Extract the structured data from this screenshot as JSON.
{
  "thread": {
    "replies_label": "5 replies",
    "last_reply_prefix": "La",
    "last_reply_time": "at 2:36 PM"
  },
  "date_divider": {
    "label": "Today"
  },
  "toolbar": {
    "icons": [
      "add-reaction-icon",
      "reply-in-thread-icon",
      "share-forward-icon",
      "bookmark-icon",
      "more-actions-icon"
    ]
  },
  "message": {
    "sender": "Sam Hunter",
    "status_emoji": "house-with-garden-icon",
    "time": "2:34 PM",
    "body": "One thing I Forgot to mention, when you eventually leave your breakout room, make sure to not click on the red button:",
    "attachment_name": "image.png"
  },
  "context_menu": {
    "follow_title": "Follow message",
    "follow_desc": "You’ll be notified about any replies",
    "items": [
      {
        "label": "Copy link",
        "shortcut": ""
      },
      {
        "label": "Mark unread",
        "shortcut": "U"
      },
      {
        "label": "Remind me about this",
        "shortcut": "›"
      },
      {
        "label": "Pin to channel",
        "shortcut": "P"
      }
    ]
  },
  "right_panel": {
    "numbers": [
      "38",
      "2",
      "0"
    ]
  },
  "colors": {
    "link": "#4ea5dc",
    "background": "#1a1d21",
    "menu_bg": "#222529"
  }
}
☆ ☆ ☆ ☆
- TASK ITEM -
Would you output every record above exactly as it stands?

- RESULT BELOW -
Extract the structured data from this screenshot as JSON.
{
  "thread": {
    "replies_label": "5 replies",
    "last_reply_prefix": "La",
    "last_reply_time": "at 2:36 PM"
  },
  "date_divider": {
    "label": "Today"
  },
  "toolbar": {
    "icons": [
      "add-reaction-icon",
      "reply-in-thread-icon",
      "share-forward-icon",
      "bookmark-icon",
      "more-actions-icon"
    ]
  },
  "message": {
    "sender": "Sam Hunter",
    "status_emoji": "house-with-garden-icon",
    "time": "2:34 PM",
    "body": "One thing I Forgot to mention, when you eventually leave your breakout room, make sure to not click on the red button:",
    "attachment_name": "image.png"
  },
  "context_menu": {
    "follow_title": "Follow message",
    "follow_desc": "You’ll be notified about any replies",
    "items": [
      {
        "label": "Copy link",
        "shortcut": ""
      },
      {
        "label": "Mark unread",
        "shortcut": "U"
      },
      {
        "label": "Remind me about this",
        "shortcut": "›"
      },
      {
        "label": "Pin to channel",
        "shortcut": "P"
      }
    ]
  },
  "right_panel": {
    "numbers": [
      "38",
      "2",
      "0"
    ]
  },
  "colors": {
    "link": "#4ea5dc",
    "background": "#1a1d21",
    "menu_bg": "#222529"
  }
}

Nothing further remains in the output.